Pest management professionals (PMPs) are at the top of their game this year, and it appears the winning streak will continue through next year.
An overwhelming majority of the 159 PMPs who answered our 2019 State of the Industry survey say they are looking forward to another great year. When asked to rate on a scale of one to five stars how well the pest management industry will perform next year, 88 percent chose four or five stars. It’s no wonder PMPs give high marks to the pest management industry. More than three-fourths of PMPs expect revenue and profits will be up in the year ahead. Ants, cockroaches, termites, bed bugs and rodents remain top revenue generators for the majority of PMPs who responded to our survey. Respondents also project high customer and employee retention rates, key indicators of a good year ahead.
“We actually expect every year to be a banner year,” says Del Lawson, vice president, Modern Pest Control, Katy, Texas. “With the knowledge we gather each year, we improve our processes and our people. That gives us an edge that allows us to feel as though every month will be our ‘best one ever.’”
Modern Pest Control has been in business 66 years, and it is known as an early adopter of technology and add-on services. But because pest control is the company’s focus, the services it adds are complementary. “A lot of pest control companies became water damage and mold experts in our area after Hurricane Harvey last year,” Lawson says. “But we know our focus is pest control, and work to expand upon that. New services will have an impact on revenue, but likely will not be a driving force.”
Pests on the rise
Mother Nature plays a role in PMPs’ financial performances. Business is good for Bob Maurais, president of Mainely Ticks Franchise Development Inc. in Windham, Maine, due to a pest problem that appears to be on the rise: ticks. From 2015 through 2018, he says Mainely Ticks has averaged a 15-percent increase in overall revenue. “We see continued growth commensurate with the threat of future tick encounters,” Maurais explains.

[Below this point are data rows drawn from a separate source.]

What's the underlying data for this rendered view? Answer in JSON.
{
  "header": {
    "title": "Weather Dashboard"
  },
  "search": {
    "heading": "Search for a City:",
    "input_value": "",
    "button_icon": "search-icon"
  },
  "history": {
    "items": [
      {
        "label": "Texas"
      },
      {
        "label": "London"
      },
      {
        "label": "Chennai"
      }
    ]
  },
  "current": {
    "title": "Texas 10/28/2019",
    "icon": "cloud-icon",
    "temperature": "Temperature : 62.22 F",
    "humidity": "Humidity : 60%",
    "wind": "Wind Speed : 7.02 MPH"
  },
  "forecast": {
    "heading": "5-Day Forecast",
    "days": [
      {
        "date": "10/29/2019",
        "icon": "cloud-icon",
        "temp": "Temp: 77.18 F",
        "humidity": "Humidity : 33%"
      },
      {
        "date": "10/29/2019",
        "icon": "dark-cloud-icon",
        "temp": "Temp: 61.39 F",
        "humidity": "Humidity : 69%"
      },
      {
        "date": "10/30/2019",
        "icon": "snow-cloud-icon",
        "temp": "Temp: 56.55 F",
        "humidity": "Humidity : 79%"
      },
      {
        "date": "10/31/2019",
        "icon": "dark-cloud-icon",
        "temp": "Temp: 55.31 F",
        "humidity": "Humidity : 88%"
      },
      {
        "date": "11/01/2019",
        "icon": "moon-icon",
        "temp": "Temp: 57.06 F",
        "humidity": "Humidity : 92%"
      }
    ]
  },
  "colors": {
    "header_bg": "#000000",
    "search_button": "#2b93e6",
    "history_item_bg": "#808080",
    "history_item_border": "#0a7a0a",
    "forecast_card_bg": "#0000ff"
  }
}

No wonder business for the 14-year-old company is good. According to Maurais, in the continental United States, 95 percent of vector-borne diseases reported in 2016 were tick-related. But with ticks, education is just as important as eradication, he says. “As infected ticks expand geographically, the threat to human and companion-animal health intensifies, as must our efforts to educate and service entire communities,” he says. “Our job is not to simply treat to protect one’s property; our job is to teach to better protect one’s community.”

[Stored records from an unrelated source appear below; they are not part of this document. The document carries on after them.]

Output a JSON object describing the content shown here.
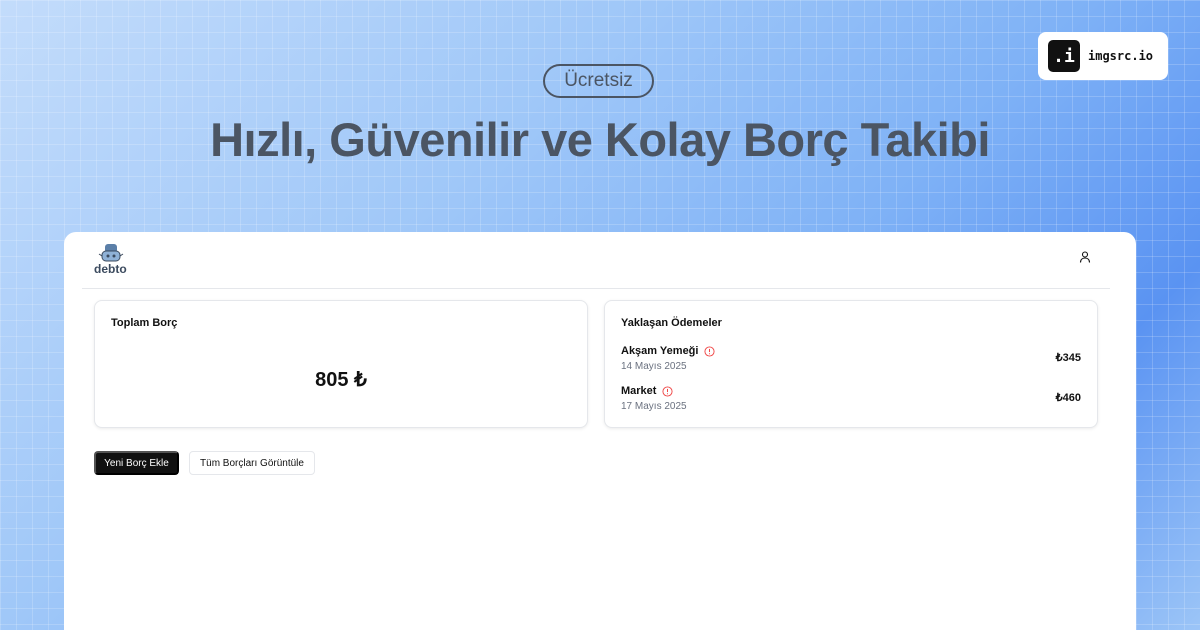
{
  "hero": {
    "badge": "Ücretsiz",
    "headline": "Hızlı, Güvenilir ve Kolay Borç Takibi"
  },
  "brand": {
    "icon_glyph": ".i",
    "name": "imgsrc.io"
  },
  "app": {
    "logo_text": "debto",
    "total_card": {
      "title": "Toplam Borç",
      "amount": "805 ₺"
    },
    "upcoming_card": {
      "title": "Yaklaşan Ödemeler",
      "payments": [
        {
          "name": "Akşam Yemeği",
          "date": "14 Mayıs 2025",
          "amount": "₺345"
        },
        {
          "name": "Market",
          "date": "17 Mayıs 2025",
          "amount": "₺460"
        }
      ]
    },
    "buttons": {
      "add_debt": "Yeni Borç Ekle",
      "view_all": "Tüm Borçları Görüntüle"
    }
  },
  "colors": {
    "alert": "#ef4444",
    "primary_button": "#111111"
  },
  "icons": [
    "imgsrc-logo-icon",
    "debto-logo-icon",
    "user-icon",
    "alert-circle-icon"
  ]
}
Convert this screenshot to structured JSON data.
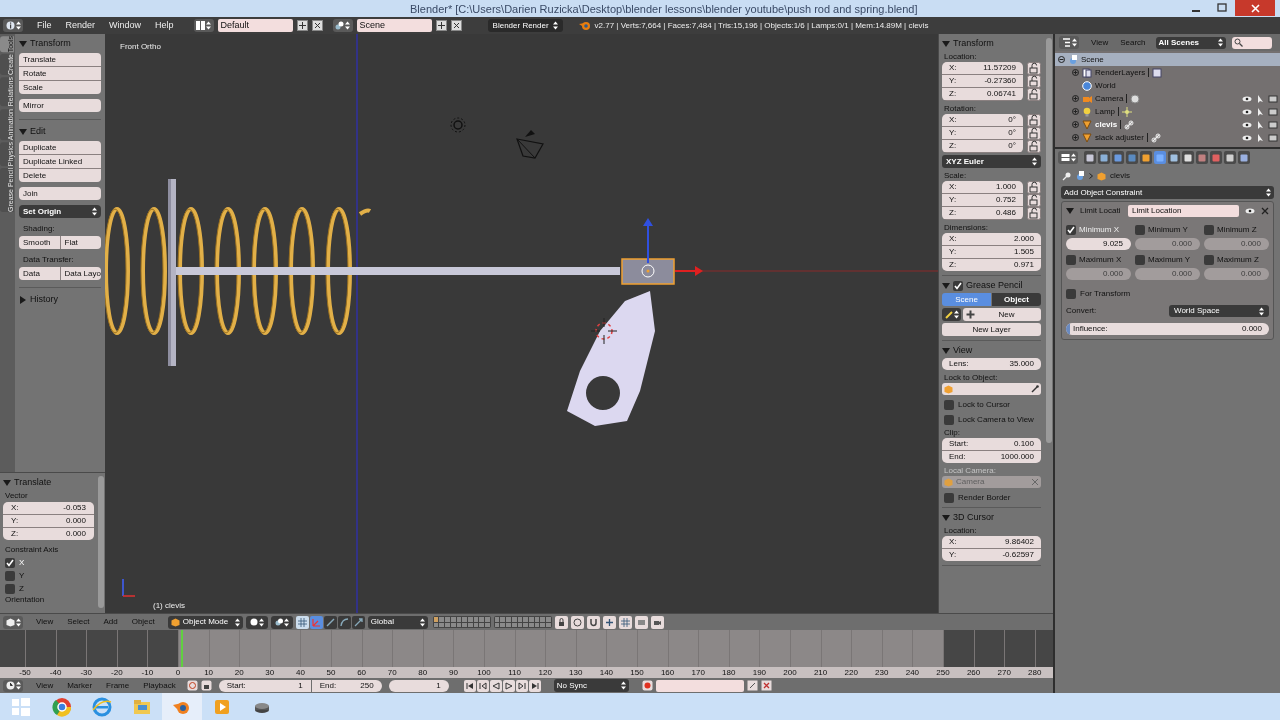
{
  "title_bar": {
    "title": "Blender* [C:\\Users\\Darien Ruzicka\\Desktop\\blender lessons\\blender youtube\\push rod and spring.blend]"
  },
  "info_header": {
    "menus": [
      "File",
      "Render",
      "Window",
      "Help"
    ],
    "layout": "Default",
    "scene": "Scene",
    "engine": "Blender Render",
    "stats": "v2.77 | Verts:7,664 | Faces:7,484 | Tris:15,196 | Objects:1/6 | Lamps:0/1 | Mem:14.89M | clevis"
  },
  "tool_tabs": [
    {
      "label": "Tools",
      "selected": true
    },
    {
      "label": "Create",
      "selected": false
    },
    {
      "label": "Relations",
      "selected": false
    },
    {
      "label": "Animation",
      "selected": false
    },
    {
      "label": "Physics",
      "selected": false
    },
    {
      "label": "Grease Pencil",
      "selected": false
    }
  ],
  "tool_shelf": [
    {
      "title": "Transform",
      "expanded": true,
      "items": [
        {
          "kind": "stack",
          "labels": [
            "Translate",
            "Rotate",
            "Scale"
          ]
        },
        {
          "kind": "stack",
          "labels": [
            "Mirror"
          ]
        }
      ]
    },
    {
      "title": "Edit",
      "expanded": true,
      "items": [
        {
          "kind": "stack",
          "labels": [
            "Duplicate",
            "Duplicate Linked",
            "Delete"
          ]
        },
        {
          "kind": "stack",
          "labels": [
            "Join"
          ]
        },
        {
          "kind": "dropdown",
          "labels": [
            "Set Origin"
          ]
        },
        {
          "kind": "label",
          "labels": [
            "Shading:"
          ]
        },
        {
          "kind": "row",
          "labels": [
            "Smooth",
            "Flat"
          ]
        },
        {
          "kind": "label",
          "labels": [
            "Data Transfer:"
          ]
        },
        {
          "kind": "row",
          "labels": [
            "Data",
            "Data Layo"
          ]
        }
      ]
    },
    {
      "title": "History",
      "expanded": false
    }
  ],
  "operator_panel": {
    "title": "Translate",
    "expanded": true,
    "vector_label": "Vector",
    "fields": [
      {
        "axis": "X:",
        "value": "-0.053"
      },
      {
        "axis": "Y:",
        "value": "0.000"
      },
      {
        "axis": "Z:",
        "value": "0.000"
      }
    ],
    "constraint_label": "Constraint Axis",
    "axes": [
      {
        "label": "X",
        "checked": true
      },
      {
        "label": "Y",
        "checked": false
      },
      {
        "label": "Z",
        "checked": false
      }
    ],
    "orientation_label": "Orientation"
  },
  "viewport": {
    "view_name": "Front Ortho",
    "object_info": "(1) clevis"
  },
  "n_panel": [
    {
      "title": "Transform",
      "expanded": true,
      "rows": [
        {
          "kind": "label",
          "text": "Location:",
          "disabled": false
        },
        {
          "kind": "vector",
          "locks": true,
          "fields": [
            {
              "axis": "X:",
              "value": "11.57209"
            },
            {
              "axis": "Y:",
              "value": "-0.27360"
            },
            {
              "axis": "Z:",
              "value": "0.06741"
            }
          ]
        },
        {
          "kind": "label",
          "text": "Rotation:",
          "disabled": false
        },
        {
          "kind": "vector",
          "locks": true,
          "fields": [
            {
              "axis": "X:",
              "value": "0°"
            },
            {
              "axis": "Y:",
              "value": "0°"
            },
            {
              "axis": "Z:",
              "value": "0°"
            }
          ]
        },
        {
          "kind": "dropdown",
          "text": "XYZ Euler"
        },
        {
          "kind": "label",
          "text": "Scale:",
          "disabled": false
        },
        {
          "kind": "vector",
          "locks": true,
          "fields": [
            {
              "axis": "X:",
              "value": "1.000"
            },
            {
              "axis": "Y:",
              "value": "0.752"
            },
            {
              "axis": "Z:",
              "value": "0.486"
            }
          ]
        },
        {
          "kind": "label",
          "text": "Dimensions:",
          "disabled": false
        },
        {
          "kind": "vector",
          "locks": false,
          "fields": [
            {
              "axis": "X:",
              "value": "2.000"
            },
            {
              "axis": "Y:",
              "value": "1.505"
            },
            {
              "axis": "Z:",
              "value": "0.971"
            }
          ]
        }
      ]
    },
    {
      "title": "Grease Pencil",
      "expanded": true,
      "checked": true,
      "rows": [
        {
          "kind": "tabs",
          "items": [
            {
              "label": "Scene",
              "selected": true
            },
            {
              "label": "Object",
              "selected": false
            }
          ]
        },
        {
          "kind": "new",
          "text": "New"
        },
        {
          "kind": "button",
          "text": "New Layer"
        }
      ]
    },
    {
      "title": "View",
      "expanded": true,
      "rows": [
        {
          "kind": "vector",
          "locks": false,
          "fields": [
            {
              "axis": "Lens:",
              "value": "35.000"
            }
          ]
        },
        {
          "kind": "label",
          "text": "Lock to Object:",
          "disabled": false
        },
        {
          "kind": "picker"
        },
        {
          "kind": "checkbox",
          "text": "Lock to Cursor",
          "checked": false
        },
        {
          "kind": "checkbox",
          "text": "Lock Camera to View",
          "checked": false
        },
        {
          "kind": "label",
          "text": "Clip:",
          "disabled": false
        },
        {
          "kind": "vector",
          "locks": false,
          "fields": [
            {
              "axis": "Start:",
              "value": "0.100"
            },
            {
              "axis": "End:",
              "value": "1000.000"
            }
          ]
        },
        {
          "kind": "label",
          "text": "Local Camera:",
          "disabled": true
        },
        {
          "kind": "object_field",
          "text": "Camera",
          "disabled": true
        },
        {
          "kind": "checkbox",
          "text": "Render Border",
          "checked": false
        }
      ]
    },
    {
      "title": "3D Cursor",
      "expanded": true,
      "rows": [
        {
          "kind": "label",
          "text": "Location:",
          "disabled": false
        },
        {
          "kind": "vector",
          "locks": false,
          "fields": [
            {
              "axis": "X:",
              "value": "9.86402"
            },
            {
              "axis": "Y:",
              "value": "-0.62597"
            }
          ]
        }
      ]
    }
  ],
  "outliner": {
    "menus": [
      "View",
      "Search"
    ],
    "filter": "All Scenes",
    "tree": [
      {
        "label": "Scene",
        "kind": "scene",
        "selected": true,
        "active": false,
        "expanded": true,
        "children": [
          {
            "label": "RenderLayers",
            "kind": "renderlayers",
            "selected": false,
            "active": false,
            "expanded": false
          },
          {
            "label": "World",
            "kind": "world",
            "selected": false,
            "active": false
          },
          {
            "label": "Camera",
            "kind": "camera",
            "selected": false,
            "active": false,
            "expanded": false
          },
          {
            "label": "Lamp",
            "kind": "lamp",
            "selected": false,
            "active": false,
            "expanded": false
          },
          {
            "label": "clevis",
            "kind": "mesh",
            "selected": false,
            "active": true,
            "expanded": false
          },
          {
            "label": "slack adjuster",
            "kind": "mesh",
            "selected": false,
            "active": false,
            "expanded": false
          }
        ]
      }
    ]
  },
  "properties": {
    "context_tabs": [
      {
        "selected": false
      },
      {
        "selected": false
      },
      {
        "selected": false
      },
      {
        "selected": false
      },
      {
        "selected": false
      },
      {
        "selected": true
      },
      {
        "selected": false
      },
      {
        "selected": false
      },
      {
        "selected": false
      },
      {
        "selected": false
      },
      {
        "selected": false
      },
      {
        "selected": false
      }
    ],
    "breadcrumb": "clevis",
    "add_constraint": "Add Object Constraint",
    "constraint": {
      "type_label": "Limit Locati",
      "name": "Limit Location",
      "expanded": true,
      "limits": [
        {
          "label": "Minimum X",
          "checked": true,
          "value": "9.025"
        },
        {
          "label": "Minimum Y",
          "checked": false,
          "value": "0.000"
        },
        {
          "label": "Minimum Z",
          "checked": false,
          "value": "0.000"
        },
        {
          "label": "Maximum X",
          "checked": false,
          "value": "0.000"
        },
        {
          "label": "Maximum Y",
          "checked": false,
          "value": "0.000"
        },
        {
          "label": "Maximum Z",
          "checked": false,
          "value": "0.000"
        }
      ],
      "for_transform": {
        "label": "For Transform",
        "checked": false
      },
      "convert_label": "Convert:",
      "convert_value": "World Space",
      "influence_label": "Influence:",
      "influence_value": "0.000",
      "level": 0
    }
  },
  "view_header": {
    "menus": [
      "View",
      "Select",
      "Add",
      "Object"
    ],
    "mode": "Object Mode",
    "orientation": "Global"
  },
  "timeline": {
    "ruler": [
      "-50",
      "-40",
      "-30",
      "-20",
      "-10",
      "0",
      "10",
      "20",
      "30",
      "40",
      "50",
      "60",
      "70",
      "80",
      "90",
      "100",
      "110",
      "120",
      "130",
      "140",
      "150",
      "160",
      "170",
      "180",
      "190",
      "200",
      "210",
      "220",
      "230",
      "240",
      "250",
      "260",
      "270",
      "280"
    ],
    "menus": [
      "View",
      "Marker",
      "Frame",
      "Playback"
    ],
    "start_label": "Start:",
    "start": "1",
    "end_label": "End:",
    "end": "250",
    "current": "1",
    "sync": "No Sync"
  }
}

A strong demand for bed bug management services, as well as newly added tick and mosquito management services, are expected to lead to double-digit growth in 2019 for Paul Alley, ACE, president of Pestmaster Services of the Hudson Valley in Kingston, N.Y. “As a member of the Pestmaster franchise network for more than 18 years, I have experienced double-digit growth the majority of those years, and 2018 is no exception,” he says. “Currently, we are trending 16 percent higher than 2017’s year-to-date growth rate.”
Lawson says that a goal of 9 percent revenue growth is about right for his company, and is an indicator of a good year. Growth happens organically, but it has to be controlled. “When revenue goals are set too high, some companies lower their margins to meet those goals,” he says. “Although that isn’t always bad, it can become a destabilizing force in the business and industry. By growing steadily in revenue, but maintaining our margins, we will be able to weather any hiccups that may occur.”
Continue to read out exclusive 2019 State of the Industry supplement, sponsored by Bell Laboratories, which includes PMP’s benchmarking data, infographics and analyses that highlight key pest management industry trends and projections.